• [What the task asks] Starting at the top line, return each entry word for word.

(Stored entries)
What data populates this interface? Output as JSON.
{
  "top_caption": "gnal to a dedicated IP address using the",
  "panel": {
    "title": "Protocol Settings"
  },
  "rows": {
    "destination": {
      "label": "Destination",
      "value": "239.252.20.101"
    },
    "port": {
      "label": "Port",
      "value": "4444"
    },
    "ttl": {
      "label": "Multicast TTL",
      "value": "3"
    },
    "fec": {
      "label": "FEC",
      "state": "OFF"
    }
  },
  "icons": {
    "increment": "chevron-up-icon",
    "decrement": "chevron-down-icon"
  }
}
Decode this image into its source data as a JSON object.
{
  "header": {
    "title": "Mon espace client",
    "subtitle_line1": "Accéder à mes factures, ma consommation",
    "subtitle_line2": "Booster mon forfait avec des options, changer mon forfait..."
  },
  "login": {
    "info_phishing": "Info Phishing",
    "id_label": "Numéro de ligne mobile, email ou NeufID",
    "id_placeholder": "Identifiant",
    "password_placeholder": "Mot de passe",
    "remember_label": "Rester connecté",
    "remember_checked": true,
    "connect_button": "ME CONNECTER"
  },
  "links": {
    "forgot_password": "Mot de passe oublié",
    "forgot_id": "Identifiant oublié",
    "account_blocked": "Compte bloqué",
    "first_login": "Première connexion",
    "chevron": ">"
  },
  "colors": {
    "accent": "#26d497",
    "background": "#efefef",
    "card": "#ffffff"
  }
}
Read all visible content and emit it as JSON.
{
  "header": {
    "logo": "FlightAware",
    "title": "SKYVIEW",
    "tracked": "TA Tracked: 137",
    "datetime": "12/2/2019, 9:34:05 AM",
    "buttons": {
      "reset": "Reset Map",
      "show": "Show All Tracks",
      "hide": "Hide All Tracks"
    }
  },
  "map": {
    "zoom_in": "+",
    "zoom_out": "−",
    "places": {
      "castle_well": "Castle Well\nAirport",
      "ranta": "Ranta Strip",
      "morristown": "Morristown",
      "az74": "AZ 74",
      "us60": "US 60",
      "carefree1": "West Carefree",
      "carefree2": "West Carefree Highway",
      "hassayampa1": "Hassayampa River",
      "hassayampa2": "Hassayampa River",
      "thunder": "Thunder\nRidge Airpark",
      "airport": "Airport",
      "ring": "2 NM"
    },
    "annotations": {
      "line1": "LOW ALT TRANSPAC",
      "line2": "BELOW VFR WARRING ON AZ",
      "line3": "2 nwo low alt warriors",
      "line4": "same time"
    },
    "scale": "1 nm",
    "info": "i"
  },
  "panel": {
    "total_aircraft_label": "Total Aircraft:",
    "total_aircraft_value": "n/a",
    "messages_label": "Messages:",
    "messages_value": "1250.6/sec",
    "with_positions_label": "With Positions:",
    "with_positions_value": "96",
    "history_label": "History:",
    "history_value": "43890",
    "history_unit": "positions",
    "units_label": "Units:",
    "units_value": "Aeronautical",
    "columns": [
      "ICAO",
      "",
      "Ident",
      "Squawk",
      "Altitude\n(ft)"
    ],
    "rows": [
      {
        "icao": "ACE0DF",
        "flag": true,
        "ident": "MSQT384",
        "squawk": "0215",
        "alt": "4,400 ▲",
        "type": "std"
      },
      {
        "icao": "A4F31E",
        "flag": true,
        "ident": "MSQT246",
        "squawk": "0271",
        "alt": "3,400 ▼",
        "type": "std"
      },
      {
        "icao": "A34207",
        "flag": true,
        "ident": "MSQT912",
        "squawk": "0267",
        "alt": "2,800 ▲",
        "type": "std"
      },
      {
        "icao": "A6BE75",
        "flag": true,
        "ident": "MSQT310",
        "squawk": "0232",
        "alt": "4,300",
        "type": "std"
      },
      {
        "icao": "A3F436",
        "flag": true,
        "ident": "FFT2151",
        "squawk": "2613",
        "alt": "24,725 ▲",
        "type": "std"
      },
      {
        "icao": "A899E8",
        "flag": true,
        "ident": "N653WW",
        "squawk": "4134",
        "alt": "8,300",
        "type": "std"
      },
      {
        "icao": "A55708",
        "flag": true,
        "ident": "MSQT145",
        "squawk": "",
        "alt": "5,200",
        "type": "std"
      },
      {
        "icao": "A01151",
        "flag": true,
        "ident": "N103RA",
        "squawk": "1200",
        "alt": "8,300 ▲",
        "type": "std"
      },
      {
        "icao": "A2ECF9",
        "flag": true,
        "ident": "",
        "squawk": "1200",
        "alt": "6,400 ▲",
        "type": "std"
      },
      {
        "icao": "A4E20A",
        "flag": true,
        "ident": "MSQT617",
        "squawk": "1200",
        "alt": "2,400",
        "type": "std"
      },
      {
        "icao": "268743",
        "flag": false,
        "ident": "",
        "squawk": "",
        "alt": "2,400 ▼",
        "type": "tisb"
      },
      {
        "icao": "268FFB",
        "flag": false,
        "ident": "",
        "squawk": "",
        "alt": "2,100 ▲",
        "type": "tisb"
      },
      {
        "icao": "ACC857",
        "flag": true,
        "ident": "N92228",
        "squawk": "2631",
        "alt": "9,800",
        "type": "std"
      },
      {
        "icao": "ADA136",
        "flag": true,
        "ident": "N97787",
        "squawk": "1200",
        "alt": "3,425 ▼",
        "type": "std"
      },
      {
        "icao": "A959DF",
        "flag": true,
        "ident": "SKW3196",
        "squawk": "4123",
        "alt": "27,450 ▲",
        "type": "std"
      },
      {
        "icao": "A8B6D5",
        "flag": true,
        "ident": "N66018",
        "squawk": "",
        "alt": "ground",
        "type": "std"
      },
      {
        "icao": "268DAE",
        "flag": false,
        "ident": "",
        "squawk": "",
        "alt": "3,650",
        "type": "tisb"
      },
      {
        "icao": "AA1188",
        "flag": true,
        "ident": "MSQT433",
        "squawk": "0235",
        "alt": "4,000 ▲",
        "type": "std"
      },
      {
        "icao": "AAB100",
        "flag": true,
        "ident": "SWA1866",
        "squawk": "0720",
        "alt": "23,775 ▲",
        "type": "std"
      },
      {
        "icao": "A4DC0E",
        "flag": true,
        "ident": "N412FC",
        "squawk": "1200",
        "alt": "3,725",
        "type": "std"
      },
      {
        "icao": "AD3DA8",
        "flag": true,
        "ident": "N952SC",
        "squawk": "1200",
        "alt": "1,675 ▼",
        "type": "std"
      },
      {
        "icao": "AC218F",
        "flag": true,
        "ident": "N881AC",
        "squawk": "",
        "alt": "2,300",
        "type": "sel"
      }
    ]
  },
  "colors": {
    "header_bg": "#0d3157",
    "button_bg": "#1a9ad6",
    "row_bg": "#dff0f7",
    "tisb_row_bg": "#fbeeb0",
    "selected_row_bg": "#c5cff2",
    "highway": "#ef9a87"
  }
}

• [Solution for this problem]
What data populates this interface? Output as JSON.
{
  "top_caption": "gnal to a dedicated IP address using the",
  "panel": {
    "title": "Protocol Settings"
  },
  "rows": {
    "destination": {
      "label": "Destination",
      "value": "239.252.20.101"
    },
    "port": {
      "label": "Port",
      "value": "4444"
    },
    "ttl": {
      "label": "Multicast TTL",
      "value": "3"
    },
    "fec": {
      "label": "FEC",
      "state": "OFF"
    }
  },
  "icons": {
    "increment": "chevron-up-icon",
    "decrement": "chevron-down-icon"
  }
}
Decode this image into its source data as a JSON object.
{
  "header": {
    "title": "Mon espace client",
    "subtitle_line1": "Accéder à mes factures, ma consommation",
    "subtitle_line2": "Booster mon forfait avec des options, changer mon forfait..."
  },
  "login": {
    "info_phishing": "Info Phishing",
    "id_label": "Numéro de ligne mobile, email ou NeufID",
    "id_placeholder": "Identifiant",
    "password_placeholder": "Mot de passe",
    "remember_label": "Rester connecté",
    "remember_checked": true,
    "connect_button": "ME CONNECTER"
  },
  "links": {
    "forgot_password": "Mot de passe oublié",
    "forgot_id": "Identifiant oublié",
    "account_blocked": "Compte bloqué",
    "first_login": "Première connexion",
    "chevron": ">"
  },
  "colors": {
    "accent": "#26d497",
    "background": "#efefef",
    "card": "#ffffff"
  }
}
Read all visible content and emit it as JSON.
{
  "header": {
    "logo": "FlightAware",
    "title": "SKYVIEW",
    "tracked": "TA Tracked: 137",
    "datetime": "12/2/2019, 9:34:05 AM",
    "buttons": {
      "reset": "Reset Map",
      "show": "Show All Tracks",
      "hide": "Hide All Tracks"
    }
  },
  "map": {
    "zoom_in": "+",
    "zoom_out": "−",
    "places": {
      "castle_well": "Castle Well\nAirport",
      "ranta": "Ranta Strip",
      "morristown": "Morristown",
      "az74": "AZ 74",
      "us60": "US 60",
      "carefree1": "West Carefree",
      "carefree2": "West Carefree Highway",
      "hassayampa1": "Hassayampa River",
      "hassayampa2": "Hassayampa River",
      "thunder": "Thunder\nRidge Airpark",
      "airport": "Airport",
      "ring": "2 NM"
    },
    "annotations": {
      "line1": "LOW ALT TRANSPAC",
      "line2": "BELOW VFR WARRING ON AZ",
      "line3": "2 nwo low alt warriors",
      "line4": "same time"
    },
    "scale": "1 nm",
    "info": "i"
  },
  "panel": {
    "total_aircraft_label": "Total Aircraft:",
    "total_aircraft_value": "n/a",
    "messages_label": "Messages:",
    "messages_value": "1250.6/sec",
    "with_positions_label": "With Positions:",
    "with_positions_value": "96",
    "history_label": "History:",
    "history_value": "43890",
    "history_unit": "positions",
    "units_label": "Units:",
    "units_value": "Aeronautical",
    "columns": [
      "ICAO",
      "",
      "Ident",
      "Squawk",
      "Altitude\n(ft)"
    ],
    "rows": [
      {
        "icao": "ACE0DF",
        "flag": true,
        "ident": "MSQT384",
        "squawk": "0215",
        "alt": "4,400 ▲",
        "type": "std"
      },
      {
        "icao": "A4F31E",
        "flag": true,
        "ident": "MSQT246",
        "squawk": "0271",
        "alt": "3,400 ▼",
        "type": "std"
      },
      {
        "icao": "A34207",
        "flag": true,
        "ident": "MSQT912",
        "squawk": "0267",
        "alt": "2,800 ▲",
        "type": "std"
      },
      {
        "icao": "A6BE75",
        "flag": true,
        "ident": "MSQT310",
        "squawk": "0232",
        "alt": "4,300",
        "type": "std"
      },
      {
        "icao": "A3F436",
        "flag": true,
        "ident": "FFT2151",
        "squawk": "2613",
        "alt": "24,725 ▲",
        "type": "std"
      },
      {
        "icao": "A899E8",
        "flag": true,
        "ident": "N653WW",
        "squawk": "4134",
        "alt": "8,300",
        "type": "std"
      },
      {
        "icao": "A55708",
        "flag": true,
        "ident": "MSQT145",
        "squawk": "",
        "alt": "5,200",
        "type": "std"
      },
      {
        "icao": "A01151",
        "flag": true,
        "ident": "N103RA",
        "squawk": "1200",
        "alt": "8,300 ▲",
        "type": "std"
      },
      {
        "icao": "A2ECF9",
        "flag": true,
        "ident": "",
        "squawk": "1200",
        "alt": "6,400 ▲",
        "type": "std"
      },
      {
        "icao": "A4E20A",
        "flag": true,
        "ident": "MSQT617",
        "squawk": "1200",
        "alt": "2,400",
        "type": "std"
      },
      {
        "icao": "268743",
        "flag": false,
        "ident": "",
        "squawk": "",
        "alt": "2,400 ▼",
        "type": "tisb"
      },
      {
        "icao": "268FFB",
        "flag": false,
        "ident": "",
        "squawk": "",
        "alt": "2,100 ▲",
        "type": "tisb"
      },
      {
        "icao": "ACC857",
        "flag": true,
        "ident": "N92228",
        "squawk": "2631",
        "alt": "9,800",
        "type": "std"
      },
      {
        "icao": "ADA136",
        "flag": true,
        "ident": "N97787",
        "squawk": "1200",
        "alt": "3,425 ▼",
        "type": "std"
      },
      {
        "icao": "A959DF",
        "flag": true,
        "ident": "SKW3196",
        "squawk": "4123",
        "alt": "27,450 ▲",
        "type": "std"
      },
      {
        "icao": "A8B6D5",
        "flag": true,
        "ident": "N66018",
        "squawk": "",
        "alt": "ground",
        "type": "std"
      },
      {
        "icao": "268DAE",
        "flag": false,
        "ident": "",
        "squawk": "",
        "alt": "3,650",
        "type": "tisb"
      },
      {
        "icao": "AA1188",
        "flag": true,
        "ident": "MSQT433",
        "squawk": "0235",
        "alt": "4,000 ▲",
        "type": "std"
      },
      {
        "icao": "AAB100",
        "flag": true,
        "ident": "SWA1866",
        "squawk": "0720",
        "alt": "23,775 ▲",
        "type": "std"
      },
      {
        "icao": "A4DC0E",
        "flag": true,
        "ident": "N412FC",
        "squawk": "1200",
        "alt": "3,725",
        "type": "std"
      },
      {
        "icao": "AD3DA8",
        "flag": true,
        "ident": "N952SC",
        "squawk": "1200",
        "alt": "1,675 ▼",
        "type": "std"
      },
      {
        "icao": "AC218F",
        "flag": true,
        "ident": "N881AC",
        "squawk": "",
        "alt": "2,300",
        "type": "sel"
      }
    ]
  },
  "colors": {
    "header_bg": "#0d3157",
    "button_bg": "#1a9ad6",
    "row_bg": "#dff0f7",
    "tisb_row_bg": "#fbeeb0",
    "selected_row_bg": "#c5cff2",
    "highway": "#ef9a87"
  }
}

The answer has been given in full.